> _EXERCISE GOAL_
Set down only what runs from the line containing "Extract the structured" through the last line of the data, exactly as it reads.

> _EXTRACTED ENTRIES_
==*==

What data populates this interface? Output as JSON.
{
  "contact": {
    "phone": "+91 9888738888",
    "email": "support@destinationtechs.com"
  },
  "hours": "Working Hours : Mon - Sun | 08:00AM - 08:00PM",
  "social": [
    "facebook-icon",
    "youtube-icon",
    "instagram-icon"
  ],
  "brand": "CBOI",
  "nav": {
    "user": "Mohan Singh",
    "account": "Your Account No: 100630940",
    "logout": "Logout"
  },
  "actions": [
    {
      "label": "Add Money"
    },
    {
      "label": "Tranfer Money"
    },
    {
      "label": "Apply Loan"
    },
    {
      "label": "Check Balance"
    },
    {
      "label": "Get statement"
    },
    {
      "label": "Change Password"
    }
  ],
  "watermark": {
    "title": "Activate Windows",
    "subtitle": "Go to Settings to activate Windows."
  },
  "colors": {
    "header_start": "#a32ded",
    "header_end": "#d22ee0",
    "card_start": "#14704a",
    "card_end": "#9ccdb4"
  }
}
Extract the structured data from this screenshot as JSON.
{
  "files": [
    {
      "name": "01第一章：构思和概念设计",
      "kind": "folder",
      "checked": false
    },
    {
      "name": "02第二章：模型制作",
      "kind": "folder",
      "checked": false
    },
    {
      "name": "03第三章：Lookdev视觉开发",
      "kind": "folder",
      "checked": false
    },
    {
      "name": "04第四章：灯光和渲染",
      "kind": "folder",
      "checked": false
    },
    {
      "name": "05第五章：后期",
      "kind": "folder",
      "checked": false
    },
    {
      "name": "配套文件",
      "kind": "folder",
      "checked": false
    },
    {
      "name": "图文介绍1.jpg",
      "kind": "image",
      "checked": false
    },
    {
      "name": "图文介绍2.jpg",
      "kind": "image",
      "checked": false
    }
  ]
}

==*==

> _ANSWER SPACE_
Extract the structured data from this screenshot as JSON.
{
  "files": [
    {
      "name": "01第一章：构思和概念设计",
      "kind": "folder",
      "checked": false
    },
    {
      "name": "02第二章：模型制作",
      "kind": "folder",
      "checked": false
    },
    {
      "name": "03第三章：Lookdev视觉开发",
      "kind": "folder",
      "checked": false
    },
    {
      "name": "04第四章：灯光和渲染",
      "kind": "folder",
      "checked": false
    },
    {
      "name": "05第五章：后期",
      "kind": "folder",
      "checked": false
    },
    {
      "name": "配套文件",
      "kind": "folder",
      "checked": false
    },
    {
      "name": "图文介绍1.jpg",
      "kind": "image",
      "checked": false
    },
    {
      "name": "图文介绍2.jpg",
      "kind": "image",
      "checked": false
    }
  ]
}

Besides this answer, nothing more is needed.